• _ACTION ITEM_
Find and return every line of the data that contains the word "Source".

━━━━━ DATA FOR PROCESSING ━━━━━

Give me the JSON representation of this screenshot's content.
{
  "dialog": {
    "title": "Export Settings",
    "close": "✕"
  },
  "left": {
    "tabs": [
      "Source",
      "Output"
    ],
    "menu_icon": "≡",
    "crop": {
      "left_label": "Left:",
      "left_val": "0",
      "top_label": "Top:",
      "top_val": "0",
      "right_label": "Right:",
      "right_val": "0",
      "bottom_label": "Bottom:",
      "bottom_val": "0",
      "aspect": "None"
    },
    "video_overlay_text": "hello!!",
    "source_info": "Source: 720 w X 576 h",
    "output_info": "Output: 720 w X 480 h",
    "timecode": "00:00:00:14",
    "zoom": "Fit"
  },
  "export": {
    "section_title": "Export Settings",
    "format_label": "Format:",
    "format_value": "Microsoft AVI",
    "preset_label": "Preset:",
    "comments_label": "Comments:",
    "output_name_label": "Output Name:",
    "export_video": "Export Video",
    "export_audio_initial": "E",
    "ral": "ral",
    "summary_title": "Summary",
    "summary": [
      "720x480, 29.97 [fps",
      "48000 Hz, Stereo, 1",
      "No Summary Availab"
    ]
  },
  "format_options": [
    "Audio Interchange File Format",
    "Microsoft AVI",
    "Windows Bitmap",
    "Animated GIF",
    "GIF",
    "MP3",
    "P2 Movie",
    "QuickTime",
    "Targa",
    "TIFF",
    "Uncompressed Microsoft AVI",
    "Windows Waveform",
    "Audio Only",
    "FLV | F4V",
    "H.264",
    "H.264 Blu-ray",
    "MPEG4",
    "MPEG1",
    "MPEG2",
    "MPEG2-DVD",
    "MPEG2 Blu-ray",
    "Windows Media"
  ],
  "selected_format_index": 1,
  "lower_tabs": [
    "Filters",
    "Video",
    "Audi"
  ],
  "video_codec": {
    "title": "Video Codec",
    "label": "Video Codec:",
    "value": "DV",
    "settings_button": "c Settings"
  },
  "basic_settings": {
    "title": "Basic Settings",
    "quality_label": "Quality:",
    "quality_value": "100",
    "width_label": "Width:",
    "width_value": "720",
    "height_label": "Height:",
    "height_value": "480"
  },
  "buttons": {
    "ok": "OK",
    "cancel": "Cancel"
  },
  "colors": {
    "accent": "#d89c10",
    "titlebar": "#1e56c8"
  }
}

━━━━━

• _ANSWER FOR THIS EXERCISE_
      "Source",
    "source_info": "Source: 720 w X 576 h",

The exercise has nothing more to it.